03
Sep 10

Mapping People’s History

I just found out about this Labour History Map produced by CUPE Local 79′s David Kidd and Maureen Hynes from the School of Labour at George Brown College. The map consists of 3 tours organized by 19th century, early 20th, and post-war Toronto.

It joins a constellation of existing projects that are attempting to popularize a “people’s history” of Toronto like the Great Indian Bus Tour of Toronto organized by the Toronto Native Community History Project, the Missing Plaque Project,  and the Ontario Coalition Against Poverty’s (OCAP) History’s What We Make It perpetual calendar. Long-time OCAP organizer Gaetan Heroux is also known to organize a tour on “Relief and Resistance: A Poor People’s History of East Downtown Toronto” and activists Bonnie Burstow and Don Weitz have given a people’s history workshop on “Fighting Psychiatric Violence and Oppression”. While a student I produced a Radical Map of UofT and folks have organized Disorientation tours.

With a much larger focus, No One Is Illegal – Vancouver produced a People’s History of Kanada poster project. It’s hard to mention NOII-Vancouver’s poster project without mentioning the Celebrate People’s History posters produced by Justseeds and their recent collectively-produced book Firebrands, or to even mention any of these projects without recognizing the foundational work of Howard Zinn’s A People’s History of the United States that has inspired so many of us.

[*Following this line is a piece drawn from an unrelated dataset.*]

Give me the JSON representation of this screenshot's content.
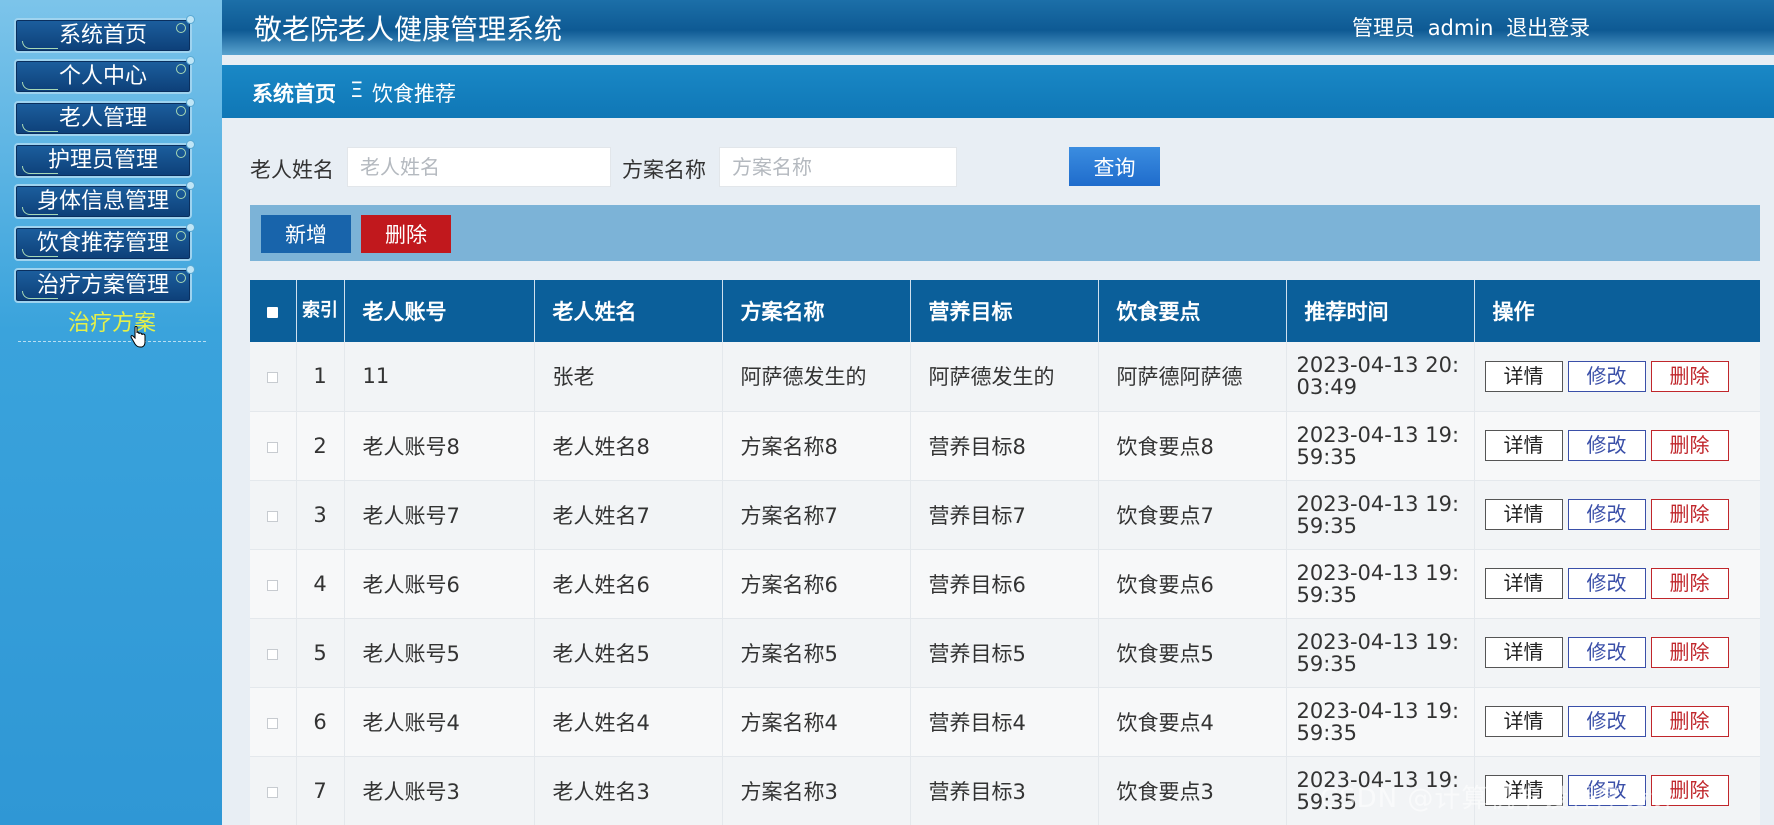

People’s histories have taught me the invaluable lesson that we are not just the targets of historical forces and events – we actively shape it. History’s what we make it!

Two final recommendations: when I was in New York last summer, it was great to have Radical Walking Tours of New York Cityhandy, and to explore the Chicago Poetry Tour when I was there.